Kim Bobo with Virginia Interfaith Center for Public Policy said paid sick leave improves employee retention and public health.
Kim Bobo with Virginia Interfaith Center for Public Policy said paid sick leave improves employee retention and public health.   (Photo: Whittney Evans/VPM)

The state’s largest faith-based advocacy group launched a campaign to make paid sick days mandatory in Virginia.

The group says while national studies rank Virginia the number one state in the nation for business, just last month, anti-poverty group Oxfam America called Virginia the worst state in the nation for worker’s rights.

Ten states and Washington D.C. currently require employers to provide workers with paid sick leave and advocates say Virginia should follow suit.

Thomas Calhoun, President of the Norfolk Federation of Teachers said in his 17 years as a teacher he learned to keep a steady supply of tissues at his desk for sick students who couldn’t stay home.

“Students who come to school sick, have to stay at school sick because the parent cannot stay home and cannot leave work to come get them because they just don’t have paid time off,” Calhoun said during a press conference Thursday.

Virginia Interfaith Center for Public Policy has made paid sick days it’s top legislative priority this year.

“Every parent and every worker need paid sick days,” Bobo said. “Which is why 145 nations guarantee paid sick days. We don’t yet have a standard in the United States.”

Bobo says 1.2 million workers in Virginia have no paid sick days.

Democratic State Senator Barbara Favola is introducing a bill to require private employers with six employees or more to grant full-time workers at least five sick days per year.

“This in my mind makes common sense,” She said. “It’s a public health issue.” 

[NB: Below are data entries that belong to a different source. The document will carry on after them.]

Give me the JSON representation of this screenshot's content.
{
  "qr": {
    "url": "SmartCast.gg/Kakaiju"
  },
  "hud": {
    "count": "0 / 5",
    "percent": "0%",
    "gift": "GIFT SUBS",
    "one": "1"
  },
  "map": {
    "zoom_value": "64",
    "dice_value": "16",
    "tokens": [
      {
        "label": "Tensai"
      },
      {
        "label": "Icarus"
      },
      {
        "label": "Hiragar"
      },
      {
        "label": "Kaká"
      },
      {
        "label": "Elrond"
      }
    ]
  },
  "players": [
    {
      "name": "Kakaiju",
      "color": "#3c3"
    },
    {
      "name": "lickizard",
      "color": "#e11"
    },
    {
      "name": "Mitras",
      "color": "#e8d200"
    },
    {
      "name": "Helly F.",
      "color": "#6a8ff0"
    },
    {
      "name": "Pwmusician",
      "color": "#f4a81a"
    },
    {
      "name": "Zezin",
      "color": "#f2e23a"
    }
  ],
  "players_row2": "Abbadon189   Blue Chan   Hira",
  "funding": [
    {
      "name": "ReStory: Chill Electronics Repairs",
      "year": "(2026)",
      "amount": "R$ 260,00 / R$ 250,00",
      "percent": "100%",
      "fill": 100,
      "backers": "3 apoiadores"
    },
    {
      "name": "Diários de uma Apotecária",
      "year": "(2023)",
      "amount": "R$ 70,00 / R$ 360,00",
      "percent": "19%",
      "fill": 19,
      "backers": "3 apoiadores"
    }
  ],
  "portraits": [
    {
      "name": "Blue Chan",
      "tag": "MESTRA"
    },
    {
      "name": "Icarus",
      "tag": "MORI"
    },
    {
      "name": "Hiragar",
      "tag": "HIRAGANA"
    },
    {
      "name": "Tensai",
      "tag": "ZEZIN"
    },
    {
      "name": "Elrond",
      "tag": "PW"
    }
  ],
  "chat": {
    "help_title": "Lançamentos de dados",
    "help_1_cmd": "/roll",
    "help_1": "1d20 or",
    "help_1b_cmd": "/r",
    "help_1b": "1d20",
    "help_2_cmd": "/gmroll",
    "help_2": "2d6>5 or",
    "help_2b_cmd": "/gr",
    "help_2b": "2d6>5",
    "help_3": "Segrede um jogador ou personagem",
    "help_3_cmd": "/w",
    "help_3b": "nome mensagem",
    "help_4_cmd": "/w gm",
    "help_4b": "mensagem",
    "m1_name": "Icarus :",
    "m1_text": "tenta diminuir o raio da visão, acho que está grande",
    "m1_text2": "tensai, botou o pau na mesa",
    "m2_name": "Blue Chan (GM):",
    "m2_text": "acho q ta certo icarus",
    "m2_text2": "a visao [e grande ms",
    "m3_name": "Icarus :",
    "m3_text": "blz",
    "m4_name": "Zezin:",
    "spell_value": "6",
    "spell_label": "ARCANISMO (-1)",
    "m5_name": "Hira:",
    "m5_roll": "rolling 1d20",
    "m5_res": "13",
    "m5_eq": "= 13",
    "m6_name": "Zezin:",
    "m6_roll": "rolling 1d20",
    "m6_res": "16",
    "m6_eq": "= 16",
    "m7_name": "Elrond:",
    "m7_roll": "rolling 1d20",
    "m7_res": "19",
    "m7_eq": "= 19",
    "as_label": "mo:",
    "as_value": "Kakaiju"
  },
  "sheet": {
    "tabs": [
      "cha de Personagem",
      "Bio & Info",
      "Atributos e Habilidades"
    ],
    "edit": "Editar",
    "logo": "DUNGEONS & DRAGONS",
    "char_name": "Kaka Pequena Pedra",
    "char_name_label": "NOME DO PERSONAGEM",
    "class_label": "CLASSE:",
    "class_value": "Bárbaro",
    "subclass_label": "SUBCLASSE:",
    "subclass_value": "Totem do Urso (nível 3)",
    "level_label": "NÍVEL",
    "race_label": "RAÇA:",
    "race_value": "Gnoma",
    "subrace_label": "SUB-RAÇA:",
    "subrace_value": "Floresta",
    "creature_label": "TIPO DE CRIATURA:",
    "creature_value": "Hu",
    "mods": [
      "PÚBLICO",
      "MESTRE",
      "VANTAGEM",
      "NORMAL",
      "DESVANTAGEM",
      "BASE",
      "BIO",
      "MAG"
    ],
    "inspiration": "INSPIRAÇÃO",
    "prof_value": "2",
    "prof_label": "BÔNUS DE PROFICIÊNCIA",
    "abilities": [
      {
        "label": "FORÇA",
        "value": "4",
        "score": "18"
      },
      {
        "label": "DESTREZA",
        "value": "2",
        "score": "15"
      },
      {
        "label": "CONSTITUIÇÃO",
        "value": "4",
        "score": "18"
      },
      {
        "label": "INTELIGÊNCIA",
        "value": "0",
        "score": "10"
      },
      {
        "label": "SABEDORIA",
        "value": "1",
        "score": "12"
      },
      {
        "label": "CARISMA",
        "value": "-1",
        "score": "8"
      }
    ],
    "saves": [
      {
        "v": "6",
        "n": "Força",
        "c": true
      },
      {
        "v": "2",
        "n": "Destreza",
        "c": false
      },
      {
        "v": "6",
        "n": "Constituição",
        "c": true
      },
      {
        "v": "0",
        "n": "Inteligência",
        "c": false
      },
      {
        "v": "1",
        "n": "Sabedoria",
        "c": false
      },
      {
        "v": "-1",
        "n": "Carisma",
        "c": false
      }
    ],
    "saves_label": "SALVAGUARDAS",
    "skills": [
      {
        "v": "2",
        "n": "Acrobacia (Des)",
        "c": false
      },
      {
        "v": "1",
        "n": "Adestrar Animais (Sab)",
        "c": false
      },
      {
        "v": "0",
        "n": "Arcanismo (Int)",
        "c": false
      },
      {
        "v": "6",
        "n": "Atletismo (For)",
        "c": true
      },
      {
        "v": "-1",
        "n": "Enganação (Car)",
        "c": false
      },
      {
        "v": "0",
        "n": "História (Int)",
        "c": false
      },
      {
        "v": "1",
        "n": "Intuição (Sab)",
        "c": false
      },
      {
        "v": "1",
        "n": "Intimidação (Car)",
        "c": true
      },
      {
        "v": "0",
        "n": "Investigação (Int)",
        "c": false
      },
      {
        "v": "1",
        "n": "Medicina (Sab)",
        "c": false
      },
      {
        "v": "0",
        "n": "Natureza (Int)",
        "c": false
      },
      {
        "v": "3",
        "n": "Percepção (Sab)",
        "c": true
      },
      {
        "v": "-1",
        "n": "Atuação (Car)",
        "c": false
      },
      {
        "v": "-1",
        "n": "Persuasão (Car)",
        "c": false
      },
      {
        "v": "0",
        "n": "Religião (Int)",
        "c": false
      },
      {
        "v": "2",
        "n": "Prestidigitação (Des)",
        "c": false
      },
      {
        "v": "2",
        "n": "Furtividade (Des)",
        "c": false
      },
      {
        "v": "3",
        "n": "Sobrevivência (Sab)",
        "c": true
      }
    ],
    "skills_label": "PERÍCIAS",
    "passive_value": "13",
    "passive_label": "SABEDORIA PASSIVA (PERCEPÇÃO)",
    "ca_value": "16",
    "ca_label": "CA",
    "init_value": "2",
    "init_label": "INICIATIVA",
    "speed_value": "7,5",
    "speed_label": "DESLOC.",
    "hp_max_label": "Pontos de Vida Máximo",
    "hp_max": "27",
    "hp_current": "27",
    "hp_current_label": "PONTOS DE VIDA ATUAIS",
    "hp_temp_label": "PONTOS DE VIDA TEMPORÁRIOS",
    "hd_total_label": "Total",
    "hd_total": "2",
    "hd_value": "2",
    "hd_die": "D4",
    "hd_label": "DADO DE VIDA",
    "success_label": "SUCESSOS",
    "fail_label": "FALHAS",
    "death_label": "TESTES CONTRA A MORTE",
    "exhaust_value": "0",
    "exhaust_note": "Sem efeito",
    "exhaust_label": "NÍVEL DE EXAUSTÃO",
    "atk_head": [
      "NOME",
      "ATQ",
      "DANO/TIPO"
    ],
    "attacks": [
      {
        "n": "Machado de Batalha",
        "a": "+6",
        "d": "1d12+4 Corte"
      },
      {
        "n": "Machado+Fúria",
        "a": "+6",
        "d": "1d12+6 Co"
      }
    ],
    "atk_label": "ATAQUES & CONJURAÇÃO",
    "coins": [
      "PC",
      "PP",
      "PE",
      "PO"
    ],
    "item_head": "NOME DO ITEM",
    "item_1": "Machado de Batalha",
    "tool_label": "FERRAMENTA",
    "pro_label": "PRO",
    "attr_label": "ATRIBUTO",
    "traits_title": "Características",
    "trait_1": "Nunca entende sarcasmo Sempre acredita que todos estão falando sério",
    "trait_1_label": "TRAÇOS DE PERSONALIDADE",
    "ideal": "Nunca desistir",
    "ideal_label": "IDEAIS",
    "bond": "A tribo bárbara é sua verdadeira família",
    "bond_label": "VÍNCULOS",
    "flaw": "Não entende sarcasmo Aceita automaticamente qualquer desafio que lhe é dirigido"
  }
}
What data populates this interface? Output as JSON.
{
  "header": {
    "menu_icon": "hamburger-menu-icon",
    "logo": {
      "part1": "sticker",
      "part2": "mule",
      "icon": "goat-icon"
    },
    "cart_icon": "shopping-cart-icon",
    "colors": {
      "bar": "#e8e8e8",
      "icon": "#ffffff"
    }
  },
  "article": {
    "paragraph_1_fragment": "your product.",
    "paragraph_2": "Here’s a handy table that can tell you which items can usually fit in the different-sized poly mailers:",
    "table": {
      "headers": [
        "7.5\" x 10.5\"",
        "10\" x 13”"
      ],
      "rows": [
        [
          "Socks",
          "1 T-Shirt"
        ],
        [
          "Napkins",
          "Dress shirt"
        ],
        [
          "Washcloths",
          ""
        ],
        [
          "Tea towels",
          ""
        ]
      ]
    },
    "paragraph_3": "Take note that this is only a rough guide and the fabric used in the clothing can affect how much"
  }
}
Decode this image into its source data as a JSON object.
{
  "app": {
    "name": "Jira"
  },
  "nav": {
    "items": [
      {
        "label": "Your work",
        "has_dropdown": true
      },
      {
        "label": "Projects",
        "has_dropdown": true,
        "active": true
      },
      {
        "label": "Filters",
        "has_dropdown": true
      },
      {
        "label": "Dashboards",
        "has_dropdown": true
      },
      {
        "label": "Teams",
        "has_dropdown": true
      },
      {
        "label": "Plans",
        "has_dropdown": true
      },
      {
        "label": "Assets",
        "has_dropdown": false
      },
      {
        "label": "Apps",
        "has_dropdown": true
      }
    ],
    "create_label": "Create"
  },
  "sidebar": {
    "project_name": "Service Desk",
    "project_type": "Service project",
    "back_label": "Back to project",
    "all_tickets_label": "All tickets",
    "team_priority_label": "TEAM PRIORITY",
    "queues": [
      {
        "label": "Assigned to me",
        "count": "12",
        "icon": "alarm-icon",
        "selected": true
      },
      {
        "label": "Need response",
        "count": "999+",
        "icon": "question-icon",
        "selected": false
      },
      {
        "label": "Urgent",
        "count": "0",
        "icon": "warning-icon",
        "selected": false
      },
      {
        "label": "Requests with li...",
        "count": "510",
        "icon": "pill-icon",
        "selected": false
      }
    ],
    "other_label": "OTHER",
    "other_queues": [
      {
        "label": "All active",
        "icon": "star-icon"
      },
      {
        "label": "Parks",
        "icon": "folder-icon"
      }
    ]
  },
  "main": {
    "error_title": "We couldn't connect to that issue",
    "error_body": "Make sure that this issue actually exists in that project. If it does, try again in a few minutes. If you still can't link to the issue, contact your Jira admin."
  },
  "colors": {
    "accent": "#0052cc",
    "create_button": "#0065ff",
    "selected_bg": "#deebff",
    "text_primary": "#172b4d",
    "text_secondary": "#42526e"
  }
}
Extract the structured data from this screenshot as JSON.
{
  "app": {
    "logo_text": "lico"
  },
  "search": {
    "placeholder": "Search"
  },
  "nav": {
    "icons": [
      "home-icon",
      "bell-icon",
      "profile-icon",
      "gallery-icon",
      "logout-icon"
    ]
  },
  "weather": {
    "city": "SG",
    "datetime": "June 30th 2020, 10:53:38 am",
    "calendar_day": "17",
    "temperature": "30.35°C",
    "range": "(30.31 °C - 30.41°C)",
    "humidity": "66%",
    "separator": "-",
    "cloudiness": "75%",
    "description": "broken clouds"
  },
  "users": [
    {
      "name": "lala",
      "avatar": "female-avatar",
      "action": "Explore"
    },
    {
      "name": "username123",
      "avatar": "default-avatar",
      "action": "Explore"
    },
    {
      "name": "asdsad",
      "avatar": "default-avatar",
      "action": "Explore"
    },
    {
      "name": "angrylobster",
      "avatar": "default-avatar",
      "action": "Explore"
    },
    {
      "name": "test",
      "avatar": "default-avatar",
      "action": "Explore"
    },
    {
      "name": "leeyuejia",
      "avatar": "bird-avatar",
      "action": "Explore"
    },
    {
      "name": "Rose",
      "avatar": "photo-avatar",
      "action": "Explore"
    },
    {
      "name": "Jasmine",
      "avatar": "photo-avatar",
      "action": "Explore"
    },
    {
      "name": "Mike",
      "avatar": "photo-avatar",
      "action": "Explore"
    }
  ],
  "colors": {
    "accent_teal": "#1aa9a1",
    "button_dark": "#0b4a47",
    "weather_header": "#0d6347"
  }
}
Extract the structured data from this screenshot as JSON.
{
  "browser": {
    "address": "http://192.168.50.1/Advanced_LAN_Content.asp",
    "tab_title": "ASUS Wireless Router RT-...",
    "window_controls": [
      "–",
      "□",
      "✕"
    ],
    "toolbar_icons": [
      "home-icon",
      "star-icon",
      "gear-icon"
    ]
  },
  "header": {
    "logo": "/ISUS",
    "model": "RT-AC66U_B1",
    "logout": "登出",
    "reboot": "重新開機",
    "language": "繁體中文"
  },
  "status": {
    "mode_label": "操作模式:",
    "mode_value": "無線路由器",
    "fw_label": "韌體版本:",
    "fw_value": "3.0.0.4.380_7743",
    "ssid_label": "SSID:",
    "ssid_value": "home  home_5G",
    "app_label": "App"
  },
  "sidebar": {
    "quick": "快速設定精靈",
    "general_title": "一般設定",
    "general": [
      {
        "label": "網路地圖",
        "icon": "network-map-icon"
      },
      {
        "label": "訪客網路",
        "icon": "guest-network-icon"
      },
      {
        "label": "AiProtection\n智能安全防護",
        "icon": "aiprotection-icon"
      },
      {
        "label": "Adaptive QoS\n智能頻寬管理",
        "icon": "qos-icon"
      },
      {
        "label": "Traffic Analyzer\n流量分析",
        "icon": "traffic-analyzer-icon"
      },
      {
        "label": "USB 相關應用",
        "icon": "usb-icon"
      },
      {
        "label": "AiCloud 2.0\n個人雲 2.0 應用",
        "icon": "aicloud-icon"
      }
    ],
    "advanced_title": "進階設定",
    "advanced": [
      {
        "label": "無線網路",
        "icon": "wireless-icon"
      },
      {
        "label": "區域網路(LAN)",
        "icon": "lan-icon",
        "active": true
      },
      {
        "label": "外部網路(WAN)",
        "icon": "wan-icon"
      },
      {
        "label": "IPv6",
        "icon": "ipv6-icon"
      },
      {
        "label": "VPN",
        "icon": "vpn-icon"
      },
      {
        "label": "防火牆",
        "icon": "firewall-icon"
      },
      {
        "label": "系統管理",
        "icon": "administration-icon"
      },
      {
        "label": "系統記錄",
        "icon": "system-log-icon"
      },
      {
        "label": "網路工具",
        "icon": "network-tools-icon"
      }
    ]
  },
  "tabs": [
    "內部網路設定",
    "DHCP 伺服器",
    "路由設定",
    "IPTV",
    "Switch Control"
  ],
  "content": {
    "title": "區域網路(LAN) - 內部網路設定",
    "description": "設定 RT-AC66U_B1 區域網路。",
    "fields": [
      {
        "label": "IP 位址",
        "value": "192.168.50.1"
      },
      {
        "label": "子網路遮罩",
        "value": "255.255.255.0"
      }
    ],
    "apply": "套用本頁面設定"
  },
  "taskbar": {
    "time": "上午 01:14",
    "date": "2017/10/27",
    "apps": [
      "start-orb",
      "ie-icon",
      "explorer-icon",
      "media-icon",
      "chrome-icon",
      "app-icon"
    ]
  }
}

Favola said most employees without paid sick leave are low-income wage earners who are forced to go to work when they are sick or lose pay.

Democrats have tried for at least two years to pass mandatory paid sick leave. But they’ve yet to find support across the political aisle. Republicans say it’s an excessive burden on businesses.